PROBLEM STATEMENT ▸ Give back every record below, character for character.

"""

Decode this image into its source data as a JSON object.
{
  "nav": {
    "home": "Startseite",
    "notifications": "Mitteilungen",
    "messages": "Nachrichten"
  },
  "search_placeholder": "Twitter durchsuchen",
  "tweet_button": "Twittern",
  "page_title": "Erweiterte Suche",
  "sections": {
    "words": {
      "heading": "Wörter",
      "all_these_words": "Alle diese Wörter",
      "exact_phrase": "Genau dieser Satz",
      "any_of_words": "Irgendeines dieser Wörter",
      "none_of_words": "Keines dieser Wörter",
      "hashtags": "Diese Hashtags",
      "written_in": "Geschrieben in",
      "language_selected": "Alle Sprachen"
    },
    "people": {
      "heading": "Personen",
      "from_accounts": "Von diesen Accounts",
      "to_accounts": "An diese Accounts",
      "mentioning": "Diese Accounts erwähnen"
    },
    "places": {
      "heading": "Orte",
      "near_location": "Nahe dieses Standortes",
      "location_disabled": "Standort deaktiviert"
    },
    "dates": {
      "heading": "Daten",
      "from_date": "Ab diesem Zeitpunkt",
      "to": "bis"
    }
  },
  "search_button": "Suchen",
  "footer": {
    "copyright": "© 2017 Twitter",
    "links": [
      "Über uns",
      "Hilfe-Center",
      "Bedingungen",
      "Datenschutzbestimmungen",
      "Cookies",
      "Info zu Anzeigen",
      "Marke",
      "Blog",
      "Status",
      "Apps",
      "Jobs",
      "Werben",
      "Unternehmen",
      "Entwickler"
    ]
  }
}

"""

FINAL ANSWER ▸
Decode this image into its source data as a JSON object.
{
  "nav": {
    "home": "Startseite",
    "notifications": "Mitteilungen",
    "messages": "Nachrichten"
  },
  "search_placeholder": "Twitter durchsuchen",
  "tweet_button": "Twittern",
  "page_title": "Erweiterte Suche",
  "sections": {
    "words": {
      "heading": "Wörter",
      "all_these_words": "Alle diese Wörter",
      "exact_phrase": "Genau dieser Satz",
      "any_of_words": "Irgendeines dieser Wörter",
      "none_of_words": "Keines dieser Wörter",
      "hashtags": "Diese Hashtags",
      "written_in": "Geschrieben in",
      "language_selected": "Alle Sprachen"
    },
    "people": {
      "heading": "Personen",
      "from_accounts": "Von diesen Accounts",
      "to_accounts": "An diese Accounts",
      "mentioning": "Diese Accounts erwähnen"
    },
    "places": {
      "heading": "Orte",
      "near_location": "Nahe dieses Standortes",
      "location_disabled": "Standort deaktiviert"
    },
    "dates": {
      "heading": "Daten",
      "from_date": "Ab diesem Zeitpunkt",
      "to": "bis"
    }
  },
  "search_button": "Suchen",
  "footer": {
    "copyright": "© 2017 Twitter",
    "links": [
      "Über uns",
      "Hilfe-Center",
      "Bedingungen",
      "Datenschutzbestimmungen",
      "Cookies",
      "Info zu Anzeigen",
      "Marke",
      "Blog",
      "Status",
      "Apps",
      "Jobs",
      "Werben",
      "Unternehmen",
      "Entwickler"
    ]
  }
}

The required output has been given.